5 things I am learning from wearing one dress all month
Minimalism is a growing trend these days. Basically, it’s the idea that to focus on what’s important, we need to get rid of the unnecessary objects, activities, and baggage that clutter our lives. This fall, I decided to challenge myself. I set out to wear one black dress the whole month of November, and, in the process, create awareness about how important having the right clothes for inclement weather truly is. I may be managing to go a whole month without a full wardrobe, but I always have my warm coat and boots if I need them. I want kids to have that same assurance. 3. I really, truly, do not need more than I have: I love the self-expression of fashion. I always have, and although I mostly only shop at the thrift store, and have tried my best to live a minimal lifestyle, I seem to have an overflowing closet situation. So far, I’ve managed to wear the same dress for 20-something days without repeating a look. That was surprising to me. And, after seeing how versatile my clothes can really be, I have a ...

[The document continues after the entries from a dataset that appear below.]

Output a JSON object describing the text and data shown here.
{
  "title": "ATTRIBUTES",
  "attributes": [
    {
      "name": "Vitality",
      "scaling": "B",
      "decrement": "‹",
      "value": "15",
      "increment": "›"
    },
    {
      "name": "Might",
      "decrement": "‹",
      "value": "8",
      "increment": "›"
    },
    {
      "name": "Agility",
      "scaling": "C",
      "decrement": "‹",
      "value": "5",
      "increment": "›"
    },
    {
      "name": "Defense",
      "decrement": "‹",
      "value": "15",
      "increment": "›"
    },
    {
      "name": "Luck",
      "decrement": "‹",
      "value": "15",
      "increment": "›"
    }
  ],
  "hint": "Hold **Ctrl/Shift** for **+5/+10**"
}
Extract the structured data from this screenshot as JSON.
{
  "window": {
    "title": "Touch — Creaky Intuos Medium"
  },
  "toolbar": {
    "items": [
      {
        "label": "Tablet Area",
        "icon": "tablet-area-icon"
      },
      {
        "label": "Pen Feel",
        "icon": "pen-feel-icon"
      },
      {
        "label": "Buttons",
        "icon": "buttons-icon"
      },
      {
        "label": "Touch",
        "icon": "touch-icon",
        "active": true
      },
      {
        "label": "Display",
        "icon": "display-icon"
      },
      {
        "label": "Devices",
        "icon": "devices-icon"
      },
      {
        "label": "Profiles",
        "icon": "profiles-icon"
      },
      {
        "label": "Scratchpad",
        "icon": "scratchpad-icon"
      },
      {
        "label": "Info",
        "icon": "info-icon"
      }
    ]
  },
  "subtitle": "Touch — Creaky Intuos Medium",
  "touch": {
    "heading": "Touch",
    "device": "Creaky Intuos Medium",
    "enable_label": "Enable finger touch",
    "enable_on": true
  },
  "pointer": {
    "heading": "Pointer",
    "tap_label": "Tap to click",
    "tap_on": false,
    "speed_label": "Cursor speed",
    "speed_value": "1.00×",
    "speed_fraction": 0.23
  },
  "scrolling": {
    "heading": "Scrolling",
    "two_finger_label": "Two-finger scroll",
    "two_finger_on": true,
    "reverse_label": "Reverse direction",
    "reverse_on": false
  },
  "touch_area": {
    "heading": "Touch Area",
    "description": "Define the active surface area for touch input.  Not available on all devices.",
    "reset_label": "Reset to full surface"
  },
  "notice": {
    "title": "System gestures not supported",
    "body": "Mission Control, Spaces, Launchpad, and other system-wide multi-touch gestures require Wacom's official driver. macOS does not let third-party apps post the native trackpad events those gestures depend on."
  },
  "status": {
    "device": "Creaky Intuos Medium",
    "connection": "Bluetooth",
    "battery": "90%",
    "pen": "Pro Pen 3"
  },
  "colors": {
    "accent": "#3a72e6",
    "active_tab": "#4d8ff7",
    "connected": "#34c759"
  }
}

Your Child Sponsorship Stories- Fall 2016
Every month, we get so many messages about how excited you are to receive updates from your sponsored child. We also receive notes about how sponsorship has impacted your life in little and big ways. Thinking about sponsoring a child ? Find out more!
Christmas sheep bring smiles in Mongolia
Dulamsuren is a 12 year-old girl in Mongolia. She lives with her family in this house, called a ger. A few winters ago, a blizzard devastated her father's herd of sheep and goats. That could have been the end of the story. But thanks to amazing World Vision Gift Catalogue donors, Dulamsuren's family received 20 new sheep. The gift has helped them thrive. One of the benefits of the gift has been that the family flock of sheep and goats has grown! Dulamsuren, her mother Dolgosuren, and her grandmother Surenkhorloo are able to make dried, fermented milk patties from goat's milk to eat and sell. The food is highly nutritious and a source of income for their family. Dulamsuren's family also benefits from a greenhouse set up by World Vision. Here, her father Boldbaatar and World Vision staff member Nasanbayar, enjoy some of the fruits of the community's labour. As a sponsored child, Dulamsuren is getting a quality education that makes the future look bright! The family herd is bathed in the golden gl...
Kelvin Beachum Helps Fight Childhood Hunger
Kelvin Beachum is one of the most feared offensive tackles in the NFL. However, I recently found that the Beachum is more teddy bear than grizzly bear when he’s off the field.
These gifts transformed Rosemary’s family
Here's how... Give a family the life-altering gift of a goat or other farm animal, here. You can donate agricultural gifts for families and farmers, from $10 and up, here. Help children learn, donate education items from $10 and up here. Donate clean water, from $25 and up, here. You can donate a bicycle to help children get to rural schools safely, help parents get to work on time, and development staff get to the communities they serve, here. Story by Megan Radford. Photos by Jon Warren.